March 1, 2018
Carolina has claimed the first Atlantic Coast Conference championship in the history of the women’s fencing program, pulling off an epic upset by beating Duke for the first time since 2015 and then winning fence-offs...Read More
Jan. 17, 2018
In its 92nd season this fall, Kenan Stadium will offer individual seats with chair backs — 22 inches wide with arm rests. Removal of the stadium’s bleachers and installation of the chair-back seats is set...Read More
The University has fired C.D. Mock ’82 after 12 years as head coach of its wrestling team.
“I made the decision that a coaching change was in the best interest of our wrestling program moving forward,” said Athletics Director Bubba Cunningham. “I appreciate C.D.’s service to the program over the last 15 years and wish him luck in his future endeavors. I believe a new head coach will re-energize the program and return it to the level of success I expect from all of our teams.”
Coleman Scott, who has been at UNC as an assistant since May 2014, has been named interim head coach.
Mock led UNC to a 108-105-3 record over 12 seasons, including a 33-38 mark over the past four years. The Tar Heels won back-to-back ACC titles in 2005 and 2006 but have not finished higher than fourth at the conference championships since 2008. As a student, Mock won UNC’s first-ever NCAA individual wrestling title as a senior. He was an assistant coach at UNC for three years prior to becoming head coach.

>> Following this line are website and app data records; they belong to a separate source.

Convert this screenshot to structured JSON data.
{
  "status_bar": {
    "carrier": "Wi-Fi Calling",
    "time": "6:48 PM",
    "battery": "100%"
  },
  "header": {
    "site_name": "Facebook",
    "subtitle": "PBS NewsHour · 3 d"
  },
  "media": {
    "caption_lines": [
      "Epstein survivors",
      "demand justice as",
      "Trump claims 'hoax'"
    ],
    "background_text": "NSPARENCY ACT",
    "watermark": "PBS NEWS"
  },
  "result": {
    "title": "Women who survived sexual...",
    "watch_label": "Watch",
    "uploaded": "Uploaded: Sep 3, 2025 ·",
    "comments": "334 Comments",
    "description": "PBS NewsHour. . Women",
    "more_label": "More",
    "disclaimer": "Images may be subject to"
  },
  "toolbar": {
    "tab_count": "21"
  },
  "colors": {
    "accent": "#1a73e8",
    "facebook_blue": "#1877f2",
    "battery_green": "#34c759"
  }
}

Mock’s son, Corey, has been embroiled in a sexual assault case at the University of Tennessee-Chattanooga, where he transferred from Carolina in 2013. According to media reports, a female student at UTC filed accusations against the younger Mock in spring 2014. Corey Mock, who was a nationally ranked wrestler, was not charged with a crime.
His attorney told the Chattanooga Times Free Press that Mock was accused “of having sex with another UTC student ‘without her consent.’ ” The newspaper said that Mock initially was found “not responsible” but that school officials later reversed that decision.
C.D. Mock went public with his anger over the way his son was treated, using a personal blog to chronicle the case, often railing against what he termed a feminist-driven approach to dealing with sexual assault cases on college campuses.
Newspapers and websites began following Mock’s comments in early 2015. In January, a UNC spokesperson issued a statement saying that while UNC respected the free speech rights of its employees, Mock’s views did not represent those of UNC.